I finally have a few minutes to myself. The boys are out, the baby is upstairs asleep, and there’s no pressing work to do. It’s Saturday morning. All is still.
My mind whirrs into action, trying to figure out what to do with this precious gift of time. Do I sit and write? Cook? Clean? Declutter? Do I call a friend? Dust off my yoga mat and move my body?
I choose to meditate. It’s been way too long.
I grab a cushion, sit myself down among the toys strewn around the floor. I set a timer for 20 minutes. On one hand it seems like nothing – I used to sit for an hour in the morning and an hour in the evening – and on the other hand… 20 uninterrupted minutes? That’s an eternity.
The bell dings, I settle in. My mind is a mess. Loud and frenetic. But of course, after a few minutes, it starts to settle. I sink into that familiar old sensation of being here. In the moment. In my body first and then in my mind.
At 9 minutes and 45 seconds a different bells dings – Little A, crying upstairs. At first I wait, maybe she’ll go back to sleep. Not happening.
So I take my meditation upstairs with me, I notice the cold of the stairs on my feet as I run up to her. I gather her up in her blankets and smell her little chocolate milkshake smell. I notice how my heart swells.
Something’s bothering her. She twists in my arms. So big and so expressive yet still such a baby.
For once, I’m actually there with her. Not looking at my phone over her shoulder, not wishing she’d hurry up and get to sleep so I can start getting GG into bed, or get back to work, or go to sleep myself.

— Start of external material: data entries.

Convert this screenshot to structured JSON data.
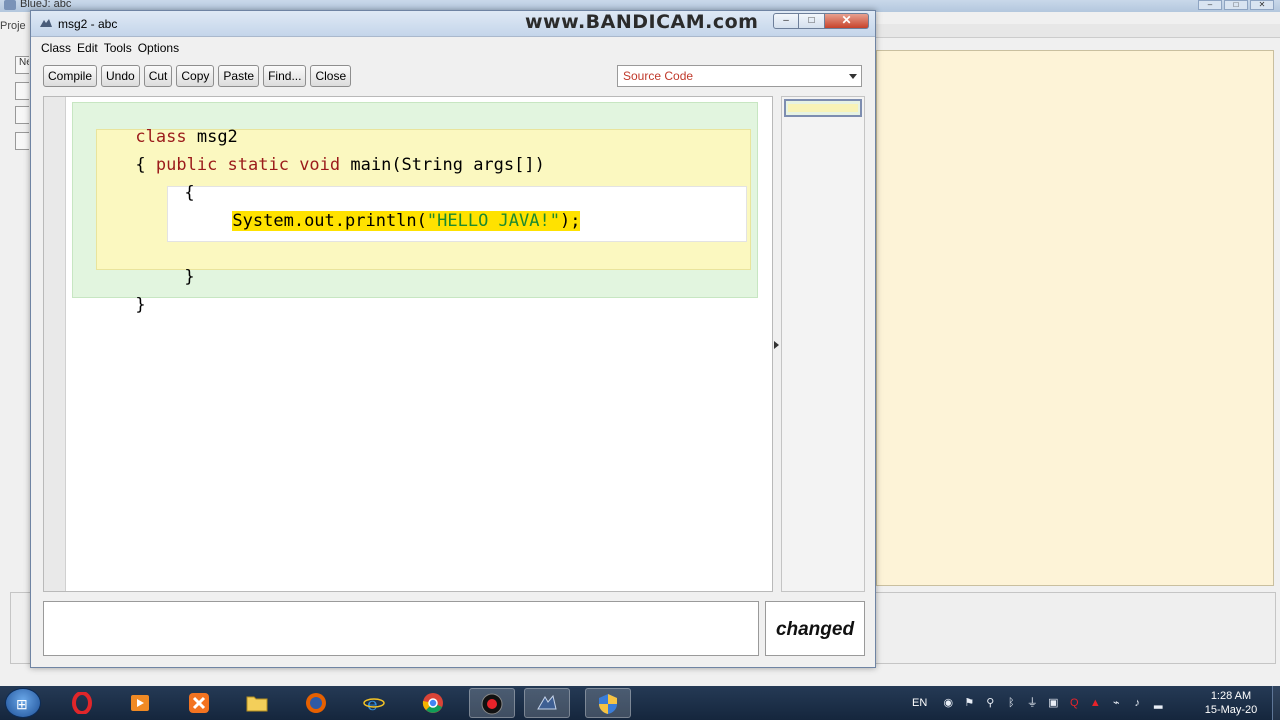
{
  "background_window": {
    "title": "BlueJ: abc",
    "menu_partial": "Proje",
    "side_button_label": "Ne"
  },
  "editor": {
    "title": "msg2 - abc",
    "watermark": "www.BANDICAM.com",
    "window_controls": {
      "minimize": "–",
      "maximize": "□",
      "close": "✕"
    },
    "menu": [
      "Class",
      "Edit",
      "Tools",
      "Options"
    ],
    "toolbar": {
      "compile": "Compile",
      "undo": "Undo",
      "cut": "Cut",
      "copy": "Copy",
      "paste": "Paste",
      "find": "Find...",
      "close": "Close"
    },
    "view_select": {
      "selected": "Source Code"
    },
    "code": {
      "line1_kw": "class",
      "line1_name": " msg2",
      "line2_brace": "{ ",
      "line2_kw": "public static void",
      "line2_rest": " main(String args[])",
      "line3": "{",
      "line4_pre": "System.out.println(",
      "line4_str": "\"HELLO JAVA!\"",
      "line4_post": ");",
      "line5": "}",
      "line6": "}"
    },
    "status": "changed",
    "message": ""
  },
  "taskbar": {
    "apps": [
      "opera",
      "media-player",
      "xampp",
      "file-explorer",
      "firefox",
      "internet-explorer",
      "chrome",
      "bandicam",
      "bluej",
      "security-center"
    ],
    "tray_language": "EN",
    "clock_time": "1:28 AM",
    "clock_date": "15-May-20"
  },
  "colors": {
    "keyword": "#9b1b1b",
    "string": "#1e8a2e",
    "class_scope": "#e2f5df",
    "method_scope": "#fbf8c0",
    "selection": "#ffe200",
    "view_select_text": "#c0392b"
  }
}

She gets herself comfortable in the nook of my elbow, rests her little head and drifts back off. She reaches for my face in her sleep.
And I’m still there, still meditating, present with her. I am hers and she is mine. I’m pretty sure I can feel the oxytocin flooding my body.
I look down at her peaceful face and realize I don’t take photos of her sleeping anymore. I used to do it all the time when she was little. Another reminder that time is passing. As it always does. That it’ll pass no matter what.
To be honest, at first when I heard her voice as I was meditating I felt annoyed. I can’t even get 20 minutes uninterrupted.
But as I snuggled her back into her bed I felt so grateful I could cry. I feel so far away from my kids through long days at the office during the week. Through rushed bedtimes and difficult mornings.
This is the antidote – actually being with them when I’m with them.
She relaxes into her bed and I come back downstairs, free again. Time to chop veggies, sort out bags for the new week, tidy up a bit. Maybe I’ll finish the meditation later. It’s the usual grind, but hopefully I can be a little more present as I move through it.